Not only are there university policies in place to prevent professors from profiting off of students, but the motives are generally positive for professors who write their own textbooks.
Take Gerald Friedman, for instance, professor of economics who gained national attention last year for his analysis of then-presidential candidate Bernie Sanders’ economic policy. My initial research told me that, with several hundred students a semester each buying one of his $60 textbooks, Friedman could be pulling in tens of thousands of dollars a year.
However, as I gathered while talking with Friedman, he had written the textbook after years of relying on more orthodox, but less understandable, readings. “For years I criticized the books,” Friedman remembers. “So I decided: I’ll take my notes and write my own.”
Friedman also described other professors he knew to be in similar situations, notably Robert Feldman, professor of psychology, who served as Senior Advisor to the Chancellor until his retirement last year. According to Friedman, Feldman “had a very widely-used textbook in psychology, but he donated the profits to [a] scholarship fund.”
The sense Friedman had was that most professors who write their own texts operate in a similar manner, although he did note one educator he knew of at Harvard University who is said to be pulling in a profit on his books.
This situation has also come to the forefront at other large research universities. San Diego State University professor Charles Tatum was criticized just last week in the school newspaper’s editorial section. Not long after that story was published, the University of Pittsburgh’s Pitt News ran a piece investigating several humanities professors at the school.
At the University of Massachusetts, where there is a significant structure and culture in place to prevent ethics violations, the lesson seems to be that we should trust the professors and trust the system that guides them in their teaching. Of the royalty that Dollars and Sense Publishing gives to Friedman for his textbooks, much of the money goes back into creating the next edition of the book. Research assistants need to be paid, editing must happen and the long process of putting ideas into a teachable form needs to take place.
In a nutshell, professors don’t tend to write textbooks out of personal enjoyment. For Friedman, other texts lacked the information and style that he needed to be able to teach out of them reliably. For others, writing a textbook is simply a way of organizing a career’s worth of research and discoveries.
As Friedman put it, “I can write what I believe, and I can tailor the book to my course,” – a much more noble undertaking than the one I originally envisioned.

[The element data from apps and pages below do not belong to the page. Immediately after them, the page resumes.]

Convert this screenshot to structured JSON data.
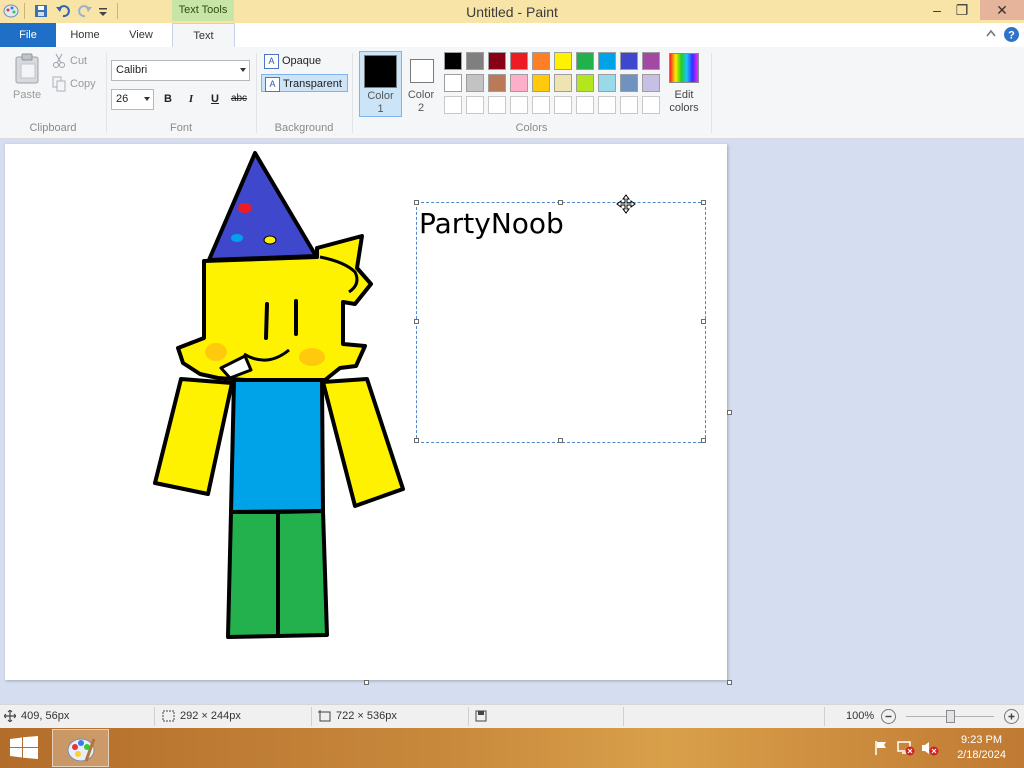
{
  "window": {
    "title": "Untitled - Paint",
    "context_tab": "Text Tools",
    "minimize_glyph": "–",
    "maximize_glyph": "❐",
    "close_glyph": "✕"
  },
  "tabs": [
    {
      "label": "File"
    },
    {
      "label": "Home"
    },
    {
      "label": "View"
    },
    {
      "label": "Text"
    }
  ],
  "help_glyphs": {
    "collapse": "^",
    "help": "?"
  },
  "ribbon": {
    "clipboard": {
      "paste": "Paste",
      "cut": "Cut",
      "copy": "Copy",
      "label": "Clipboard"
    },
    "font": {
      "family": "Calibri",
      "size": "26",
      "bold": "B",
      "italic": "I",
      "underline": "U",
      "strikethrough": "abc",
      "label": "Font"
    },
    "background": {
      "opaque": "Opaque",
      "transparent": "Transparent",
      "label": "Background"
    },
    "color1": {
      "line1": "Color",
      "line2": "1",
      "value": "#000000"
    },
    "color2": {
      "line1": "Color",
      "line2": "2",
      "value": "#ffffff"
    },
    "colors_label": "Colors",
    "edit_colors": {
      "line1": "Edit",
      "line2": "colors"
    },
    "palette_row1": [
      "#000000",
      "#7f7f7f",
      "#880015",
      "#ed1c24",
      "#ff7f27",
      "#fff200",
      "#22b14c",
      "#00a2e8",
      "#3f48cc",
      "#a349a4"
    ],
    "palette_row2": [
      "#ffffff",
      "#c3c3c3",
      "#b97a57",
      "#ffaec9",
      "#ffc90e",
      "#efe4b0",
      "#b5e61d",
      "#99d9ea",
      "#7092be",
      "#c8bfe7"
    ],
    "palette_row3": [
      "#ffffff",
      "#ffffff",
      "#ffffff",
      "#ffffff",
      "#ffffff",
      "#ffffff",
      "#ffffff",
      "#ffffff",
      "#ffffff",
      "#ffffff"
    ]
  },
  "canvas": {
    "text_box_content": "PartyNoob"
  },
  "status": {
    "cursor_pos": "409, 56px",
    "selection_size": "292 × 244px",
    "image_size": "722 × 536px",
    "zoom": "100%",
    "zoom_fraction": 0.5
  },
  "taskbar": {
    "time": "9:23 PM",
    "date": "2/18/2024"
  }
}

The true lesson, though, is that while a scoop on educators funneling student’s money into their own bank accounts may have been a juicy story to print, it wouldn’t have been true. Not often enough is the story told of people in government or high-level positions simply doing the right thing. Often the stories we see are sensationalist or designed to draw clicks and retweets. We are too used to focusing our energy on stories that are depressingly revealing. As a journalist, it’s not only my job to write about the negatives, but to also include the positives. We all need a little bit of a pick-me-up, now more than ever, and knowing that our faith in our professors to do the right thing can now be restored might be just what we need.
Will Katcher is a Collegian columnist and can be reached at [email protected]